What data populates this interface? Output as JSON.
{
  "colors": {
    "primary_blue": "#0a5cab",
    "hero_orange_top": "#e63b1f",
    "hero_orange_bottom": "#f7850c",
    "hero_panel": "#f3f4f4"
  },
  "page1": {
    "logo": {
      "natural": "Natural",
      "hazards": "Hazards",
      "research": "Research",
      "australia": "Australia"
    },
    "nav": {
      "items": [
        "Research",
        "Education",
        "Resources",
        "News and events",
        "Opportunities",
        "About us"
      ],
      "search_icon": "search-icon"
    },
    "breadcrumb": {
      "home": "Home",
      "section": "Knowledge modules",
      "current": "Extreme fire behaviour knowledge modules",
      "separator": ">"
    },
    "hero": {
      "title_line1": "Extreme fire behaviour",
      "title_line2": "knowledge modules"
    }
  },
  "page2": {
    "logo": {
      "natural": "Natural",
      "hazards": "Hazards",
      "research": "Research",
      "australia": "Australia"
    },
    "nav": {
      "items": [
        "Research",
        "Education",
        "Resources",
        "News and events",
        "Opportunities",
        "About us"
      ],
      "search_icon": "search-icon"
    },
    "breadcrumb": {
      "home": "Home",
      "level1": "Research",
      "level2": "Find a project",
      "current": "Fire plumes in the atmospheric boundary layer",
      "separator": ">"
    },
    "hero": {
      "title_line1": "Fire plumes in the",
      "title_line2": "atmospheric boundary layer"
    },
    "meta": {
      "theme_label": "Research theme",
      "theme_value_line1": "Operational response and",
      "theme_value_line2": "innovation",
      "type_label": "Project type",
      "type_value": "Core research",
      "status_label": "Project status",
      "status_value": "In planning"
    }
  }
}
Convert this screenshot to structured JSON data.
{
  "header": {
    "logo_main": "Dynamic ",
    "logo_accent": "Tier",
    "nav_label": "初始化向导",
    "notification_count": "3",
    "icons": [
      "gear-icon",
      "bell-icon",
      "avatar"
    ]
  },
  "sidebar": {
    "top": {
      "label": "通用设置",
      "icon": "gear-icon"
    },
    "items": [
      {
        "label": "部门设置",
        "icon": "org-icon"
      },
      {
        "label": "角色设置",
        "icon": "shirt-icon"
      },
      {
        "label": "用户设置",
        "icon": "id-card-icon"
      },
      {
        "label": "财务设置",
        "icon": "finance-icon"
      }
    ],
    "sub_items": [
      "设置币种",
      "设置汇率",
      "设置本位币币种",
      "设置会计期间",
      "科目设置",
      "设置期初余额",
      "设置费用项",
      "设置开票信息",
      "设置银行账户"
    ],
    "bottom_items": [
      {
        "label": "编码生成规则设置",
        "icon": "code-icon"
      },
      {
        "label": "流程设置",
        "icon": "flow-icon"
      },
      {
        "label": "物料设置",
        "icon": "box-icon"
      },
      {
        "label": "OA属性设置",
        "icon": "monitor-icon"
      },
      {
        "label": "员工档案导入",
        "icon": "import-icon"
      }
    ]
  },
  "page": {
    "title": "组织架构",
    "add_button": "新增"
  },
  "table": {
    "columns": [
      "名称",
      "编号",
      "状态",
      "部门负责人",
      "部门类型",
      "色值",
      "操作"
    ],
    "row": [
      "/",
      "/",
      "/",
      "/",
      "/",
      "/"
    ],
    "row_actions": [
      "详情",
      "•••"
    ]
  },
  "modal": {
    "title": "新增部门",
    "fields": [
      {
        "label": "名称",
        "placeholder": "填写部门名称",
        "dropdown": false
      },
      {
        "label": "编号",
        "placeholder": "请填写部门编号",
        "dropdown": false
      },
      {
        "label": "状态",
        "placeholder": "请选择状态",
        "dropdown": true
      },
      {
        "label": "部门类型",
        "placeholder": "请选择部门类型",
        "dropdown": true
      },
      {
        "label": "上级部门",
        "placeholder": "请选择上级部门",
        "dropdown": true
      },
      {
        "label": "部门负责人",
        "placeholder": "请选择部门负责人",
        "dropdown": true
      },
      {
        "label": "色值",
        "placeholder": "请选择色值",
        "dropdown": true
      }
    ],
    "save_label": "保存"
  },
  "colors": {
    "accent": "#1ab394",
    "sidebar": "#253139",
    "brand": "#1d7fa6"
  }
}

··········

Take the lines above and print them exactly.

* ANSWER *
What data populates this interface? Output as JSON.
{
  "colors": {
    "primary_blue": "#0a5cab",
    "hero_orange_top": "#e63b1f",
    "hero_orange_bottom": "#f7850c",
    "hero_panel": "#f3f4f4"
  },
  "page1": {
    "logo": {
      "natural": "Natural",
      "hazards": "Hazards",
      "research": "Research",
      "australia": "Australia"
    },
    "nav": {
      "items": [
        "Research",
        "Education",
        "Resources",
        "News and events",
        "Opportunities",
        "About us"
      ],
      "search_icon": "search-icon"
    },
    "breadcrumb": {
      "home": "Home",
      "section": "Knowledge modules",
      "current": "Extreme fire behaviour knowledge modules",
      "separator": ">"
    },
    "hero": {
      "title_line1": "Extreme fire behaviour",
      "title_line2": "knowledge modules"
    }
  },
  "page2": {
    "logo": {
      "natural": "Natural",
      "hazards": "Hazards",
      "research": "Research",
      "australia": "Australia"
    },
    "nav": {
      "items": [
        "Research",
        "Education",
        "Resources",
        "News and events",
        "Opportunities",
        "About us"
      ],
      "search_icon": "search-icon"
    },
    "breadcrumb": {
      "home": "Home",
      "level1": "Research",
      "level2": "Find a project",
      "current": "Fire plumes in the atmospheric boundary layer",
      "separator": ">"
    },
    "hero": {
      "title_line1": "Fire plumes in the",
      "title_line2": "atmospheric boundary layer"
    },
    "meta": {
      "theme_label": "Research theme",
      "theme_value_line1": "Operational response and",
      "theme_value_line2": "innovation",
      "type_label": "Project type",
      "type_value": "Core research",
      "status_label": "Project status",
      "status_value": "In planning"
    }
  }
}
Convert this screenshot to structured JSON data.
{
  "header": {
    "logo_main": "Dynamic ",
    "logo_accent": "Tier",
    "nav_label": "初始化向导",
    "notification_count": "3",
    "icons": [
      "gear-icon",
      "bell-icon",
      "avatar"
    ]
  },
  "sidebar": {
    "top": {
      "label": "通用设置",
      "icon": "gear-icon"
    },
    "items": [
      {
        "label": "部门设置",
        "icon": "org-icon"
      },
      {
        "label": "角色设置",
        "icon": "shirt-icon"
      },
      {
        "label": "用户设置",
        "icon": "id-card-icon"
      },
      {
        "label": "财务设置",
        "icon": "finance-icon"
      }
    ],
    "sub_items": [
      "设置币种",
      "设置汇率",
      "设置本位币币种",
      "设置会计期间",
      "科目设置",
      "设置期初余额",
      "设置费用项",
      "设置开票信息",
      "设置银行账户"
    ],
    "bottom_items": [
      {
        "label": "编码生成规则设置",
        "icon": "code-icon"
      },
      {
        "label": "流程设置",
        "icon": "flow-icon"
      },
      {
        "label": "物料设置",
        "icon": "box-icon"
      },
      {
        "label": "OA属性设置",
        "icon": "monitor-icon"
      },
      {
        "label": "员工档案导入",
        "icon": "import-icon"
      }
    ]
  },
  "page": {
    "title": "组织架构",
    "add_button": "新增"
  },
  "table": {
    "columns": [
      "名称",
      "编号",
      "状态",
      "部门负责人",
      "部门类型",
      "色值",
      "操作"
    ],
    "row": [
      "/",
      "/",
      "/",
      "/",
      "/",
      "/"
    ],
    "row_actions": [
      "详情",
      "•••"
    ]
  },
  "modal": {
    "title": "新增部门",
    "fields": [
      {
        "label": "名称",
        "placeholder": "填写部门名称",
        "dropdown": false
      },
      {
        "label": "编号",
        "placeholder": "请填写部门编号",
        "dropdown": false
      },
      {
        "label": "状态",
        "placeholder": "请选择状态",
        "dropdown": true
      },
      {
        "label": "部门类型",
        "placeholder": "请选择部门类型",
        "dropdown": true
      },
      {
        "label": "上级部门",
        "placeholder": "请选择上级部门",
        "dropdown": true
      },
      {
        "label": "部门负责人",
        "placeholder": "请选择部门负责人",
        "dropdown": true
      },
      {
        "label": "色值",
        "placeholder": "请选择色值",
        "dropdown": true
      }
    ],
    "save_label": "保存"
  },
  "colors": {
    "accent": "#1ab394",
    "sidebar": "#253139",
    "brand": "#1d7fa6"
  }
}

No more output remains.